You can trip on their synthesizers

Breakout trip-hoppers, Phantogram, will carry the beats to the streets of Minneapolis.

Sally Hedberg

What: Phantogram

When: Friday Oct. 22

Where: Fine Line Music Café

Cost: $15

For Phantogram, musical acclaim has come swiftly. Just last year their fuzzed out, seductive hit, âÄúMouthful of Diamonds,âÄù caught them both radio play and the attention of music-heads, catapulting them into a legitimate musical career. Already, their success has brought them to share the stage with some revered indie names like Yeasayer and the xx. Their well-received debut, âÄúEyelid Movies,âÄù has only amplified the surrounding hype, and Friday theyâÄôll rock the Fine Line as a headliner.

The band, comprised of long-term pals Sarah Barthel and Josh Carter, acknowledges that the whirlwind into success has been extremely gratifying.

âÄúIt just means a lot to us that these big, hyped-up bands respect and admire our music so much,âÄù Carter said.

In the never-ending competition of novelty that is indie-rock, the band has a sure artistic edge. TheyâÄôve fashioned an entirely new categorization of sound: Street beat psych-pop. Catchy synth beats and effusive guitar serve as a sort of metronome within each track. This in effect functions to steady the listener for the otherworldly vocals of Carter and Barthel.

âÄúYou can almost imagine yourself walking down the street with this certain swagger and rhythm,âÄù said Carter. âÄúOur music is psychedelic, but it also has a pop sensibility. Call it whatever you want, though; as long as youâÄôre enjoying it, weâÄôre happy.âÄù

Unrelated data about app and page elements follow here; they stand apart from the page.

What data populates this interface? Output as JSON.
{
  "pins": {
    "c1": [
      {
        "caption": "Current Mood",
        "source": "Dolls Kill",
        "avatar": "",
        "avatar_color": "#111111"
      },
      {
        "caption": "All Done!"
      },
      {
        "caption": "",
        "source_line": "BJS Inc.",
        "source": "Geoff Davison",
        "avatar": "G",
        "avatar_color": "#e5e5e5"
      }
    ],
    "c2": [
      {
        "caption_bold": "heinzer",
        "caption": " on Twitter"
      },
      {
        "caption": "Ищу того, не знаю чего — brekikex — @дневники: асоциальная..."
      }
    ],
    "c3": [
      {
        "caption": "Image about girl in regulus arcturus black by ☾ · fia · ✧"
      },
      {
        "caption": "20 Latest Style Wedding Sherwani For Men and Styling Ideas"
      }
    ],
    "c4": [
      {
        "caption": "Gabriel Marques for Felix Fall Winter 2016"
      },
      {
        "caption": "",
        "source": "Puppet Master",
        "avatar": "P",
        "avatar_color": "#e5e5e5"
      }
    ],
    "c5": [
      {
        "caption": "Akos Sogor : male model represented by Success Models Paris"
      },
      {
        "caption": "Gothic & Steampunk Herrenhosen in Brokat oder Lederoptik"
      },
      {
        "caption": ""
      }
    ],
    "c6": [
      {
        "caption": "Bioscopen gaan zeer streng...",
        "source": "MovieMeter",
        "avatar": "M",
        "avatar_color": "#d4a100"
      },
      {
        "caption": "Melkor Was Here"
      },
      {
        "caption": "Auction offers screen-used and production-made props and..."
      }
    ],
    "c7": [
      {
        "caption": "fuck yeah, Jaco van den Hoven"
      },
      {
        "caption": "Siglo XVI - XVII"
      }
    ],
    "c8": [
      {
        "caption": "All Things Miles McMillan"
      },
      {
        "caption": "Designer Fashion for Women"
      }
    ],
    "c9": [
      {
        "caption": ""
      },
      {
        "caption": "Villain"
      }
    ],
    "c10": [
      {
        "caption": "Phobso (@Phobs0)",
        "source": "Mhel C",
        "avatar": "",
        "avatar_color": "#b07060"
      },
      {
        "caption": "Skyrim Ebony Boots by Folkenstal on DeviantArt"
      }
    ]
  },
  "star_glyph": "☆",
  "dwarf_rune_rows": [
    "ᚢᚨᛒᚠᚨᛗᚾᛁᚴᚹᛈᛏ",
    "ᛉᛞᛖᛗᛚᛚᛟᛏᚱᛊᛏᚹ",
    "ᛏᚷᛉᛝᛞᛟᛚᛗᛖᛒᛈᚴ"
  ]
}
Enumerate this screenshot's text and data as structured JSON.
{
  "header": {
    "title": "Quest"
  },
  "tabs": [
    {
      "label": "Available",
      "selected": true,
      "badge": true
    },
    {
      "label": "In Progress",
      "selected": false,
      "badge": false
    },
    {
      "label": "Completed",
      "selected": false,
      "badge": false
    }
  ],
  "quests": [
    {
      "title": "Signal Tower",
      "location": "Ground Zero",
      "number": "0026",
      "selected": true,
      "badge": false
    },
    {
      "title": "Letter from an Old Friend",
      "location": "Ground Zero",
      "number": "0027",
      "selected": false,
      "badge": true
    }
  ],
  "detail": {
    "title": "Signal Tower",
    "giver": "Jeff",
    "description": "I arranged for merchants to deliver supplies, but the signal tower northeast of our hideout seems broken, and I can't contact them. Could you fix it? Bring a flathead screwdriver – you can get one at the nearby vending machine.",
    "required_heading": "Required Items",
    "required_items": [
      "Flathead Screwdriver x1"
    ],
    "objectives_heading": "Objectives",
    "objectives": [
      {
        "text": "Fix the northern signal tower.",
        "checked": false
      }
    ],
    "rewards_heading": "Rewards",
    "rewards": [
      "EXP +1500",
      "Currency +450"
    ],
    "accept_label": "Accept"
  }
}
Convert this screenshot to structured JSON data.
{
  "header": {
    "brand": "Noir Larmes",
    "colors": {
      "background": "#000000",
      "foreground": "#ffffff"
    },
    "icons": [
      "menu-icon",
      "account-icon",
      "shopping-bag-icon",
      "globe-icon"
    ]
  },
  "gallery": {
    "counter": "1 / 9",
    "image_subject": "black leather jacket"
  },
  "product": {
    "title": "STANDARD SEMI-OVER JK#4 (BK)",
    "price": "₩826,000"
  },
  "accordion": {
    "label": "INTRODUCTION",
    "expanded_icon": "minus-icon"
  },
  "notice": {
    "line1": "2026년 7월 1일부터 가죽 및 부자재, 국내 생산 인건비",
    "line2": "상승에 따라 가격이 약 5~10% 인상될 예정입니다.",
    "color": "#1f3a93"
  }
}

The sound is big, enveloping and, quite frankly, hard to imagine being replicated live by two unassuming hipster cuties.

âÄúWe have to make sure we donâÄôt drink too much alcohol before we play because we have a lot of things to remember to do,âÄù said Carter. âÄúItâÄôs basically just a lot of triggering things with our samplers and doing live looping.âÄù

The record, âÄúEyelid Movies,âÄù as a whole projects a synthesized, atmospheric daydream that, while beautiful and seemingly optimistic, is edged with darkness, reminiscent of the Air album, âÄúTalkie Walkie.âÄù

âÄúItâÄôs almost like driving down a deep, dark tunnel with a light at the end of it,âÄù said Carter. âÄúThere is a glimmer of hope in our music and there is optimism, but you can never completely reach it.âÄù

To tap into these isolating qualities and create the music itself, the pair traditionally heads to rural areas to write.

âÄúItâÄôs where we exist most comfortably,âÄù Carter said. âÄúBy the end of tour itâÄôs nice to be back in the country where we feel most at home and can really focus.âÄù

For now, writing and working on a second album has been pushed to the back burner until theyâÄôre finished hustling around the country with the live show. But another record is still something that the group anticipates.

âÄúI think our next album is going to be awesome,âÄù said Carter. âÄúIt will be way better than our first record.âÄù